**WHAT YOU HAVE TO DO**
Every record that follows should be written out again without any change.

**MATERIAL TO PROCESS**
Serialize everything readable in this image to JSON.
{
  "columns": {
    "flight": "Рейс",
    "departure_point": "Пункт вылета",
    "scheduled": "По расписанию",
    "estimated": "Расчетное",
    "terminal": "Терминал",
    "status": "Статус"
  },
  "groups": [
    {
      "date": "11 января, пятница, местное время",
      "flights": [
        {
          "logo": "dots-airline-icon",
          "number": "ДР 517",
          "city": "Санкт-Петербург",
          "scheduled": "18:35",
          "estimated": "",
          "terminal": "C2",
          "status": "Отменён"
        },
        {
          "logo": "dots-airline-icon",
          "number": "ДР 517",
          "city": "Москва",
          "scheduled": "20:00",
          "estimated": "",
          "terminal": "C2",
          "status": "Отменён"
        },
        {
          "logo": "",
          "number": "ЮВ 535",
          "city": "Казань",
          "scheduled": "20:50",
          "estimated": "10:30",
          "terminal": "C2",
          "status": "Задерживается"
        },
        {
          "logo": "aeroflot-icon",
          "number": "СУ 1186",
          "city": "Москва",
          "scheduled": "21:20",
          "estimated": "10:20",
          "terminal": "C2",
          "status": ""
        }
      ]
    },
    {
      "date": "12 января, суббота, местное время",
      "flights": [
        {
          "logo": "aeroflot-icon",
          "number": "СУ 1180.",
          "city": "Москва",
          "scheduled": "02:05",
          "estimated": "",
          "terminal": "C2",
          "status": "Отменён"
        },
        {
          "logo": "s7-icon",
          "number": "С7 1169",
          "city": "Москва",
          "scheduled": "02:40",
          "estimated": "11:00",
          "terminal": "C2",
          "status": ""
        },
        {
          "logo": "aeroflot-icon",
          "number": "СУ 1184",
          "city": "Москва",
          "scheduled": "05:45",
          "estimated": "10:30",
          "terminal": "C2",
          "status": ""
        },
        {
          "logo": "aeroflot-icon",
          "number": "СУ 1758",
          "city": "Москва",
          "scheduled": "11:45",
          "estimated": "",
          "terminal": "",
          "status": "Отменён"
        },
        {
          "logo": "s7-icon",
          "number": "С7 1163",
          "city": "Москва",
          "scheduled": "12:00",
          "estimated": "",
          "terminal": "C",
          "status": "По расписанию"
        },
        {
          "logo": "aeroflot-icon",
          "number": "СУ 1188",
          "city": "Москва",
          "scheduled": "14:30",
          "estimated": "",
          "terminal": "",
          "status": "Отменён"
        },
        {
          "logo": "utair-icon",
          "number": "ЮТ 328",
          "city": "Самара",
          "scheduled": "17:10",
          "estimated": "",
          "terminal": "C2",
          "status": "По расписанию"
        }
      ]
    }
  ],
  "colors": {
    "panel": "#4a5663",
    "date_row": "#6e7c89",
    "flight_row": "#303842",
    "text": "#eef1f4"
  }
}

**RESULT FOR THIS EXERCISE**
Serialize everything readable in this image to JSON.
{
  "columns": {
    "flight": "Рейс",
    "departure_point": "Пункт вылета",
    "scheduled": "По расписанию",
    "estimated": "Расчетное",
    "terminal": "Терминал",
    "status": "Статус"
  },
  "groups": [
    {
      "date": "11 января, пятница, местное время",
      "flights": [
        {
          "logo": "dots-airline-icon",
          "number": "ДР 517",
          "city": "Санкт-Петербург",
          "scheduled": "18:35",
          "estimated": "",
          "terminal": "C2",
          "status": "Отменён"
        },
        {
          "logo": "dots-airline-icon",
          "number": "ДР 517",
          "city": "Москва",
          "scheduled": "20:00",
          "estimated": "",
          "terminal": "C2",
          "status": "Отменён"
        },
        {
          "logo": "",
          "number": "ЮВ 535",
          "city": "Казань",
          "scheduled": "20:50",
          "estimated": "10:30",
          "terminal": "C2",
          "status": "Задерживается"
        },
        {
          "logo": "aeroflot-icon",
          "number": "СУ 1186",
          "city": "Москва",
          "scheduled": "21:20",
          "estimated": "10:20",
          "terminal": "C2",
          "status": ""
        }
      ]
    },
    {
      "date": "12 января, суббота, местное время",
      "flights": [
        {
          "logo": "aeroflot-icon",
          "number": "СУ 1180.",
          "city": "Москва",
          "scheduled": "02:05",
          "estimated": "",
          "terminal": "C2",
          "status": "Отменён"
        },
        {
          "logo": "s7-icon",
          "number": "С7 1169",
          "city": "Москва",
          "scheduled": "02:40",
          "estimated": "11:00",
          "terminal": "C2",
          "status": ""
        },
        {
          "logo": "aeroflot-icon",
          "number": "СУ 1184",
          "city": "Москва",
          "scheduled": "05:45",
          "estimated": "10:30",
          "terminal": "C2",
          "status": ""
        },
        {
          "logo": "aeroflot-icon",
          "number": "СУ 1758",
          "city": "Москва",
          "scheduled": "11:45",
          "estimated": "",
          "terminal": "",
          "status": "Отменён"
        },
        {
          "logo": "s7-icon",
          "number": "С7 1163",
          "city": "Москва",
          "scheduled": "12:00",
          "estimated": "",
          "terminal": "C",
          "status": "По расписанию"
        },
        {
          "logo": "aeroflot-icon",
          "number": "СУ 1188",
          "city": "Москва",
          "scheduled": "14:30",
          "estimated": "",
          "terminal": "",
          "status": "Отменён"
        },
        {
          "logo": "utair-icon",
          "number": "ЮТ 328",
          "city": "Самара",
          "scheduled": "17:10",
          "estimated": "",
          "terminal": "C2",
          "status": "По расписанию"
        }
      ]
    }
  ],
  "colors": {
    "panel": "#4a5663",
    "date_row": "#6e7c89",
    "flight_row": "#303842",
    "text": "#eef1f4"
  }
}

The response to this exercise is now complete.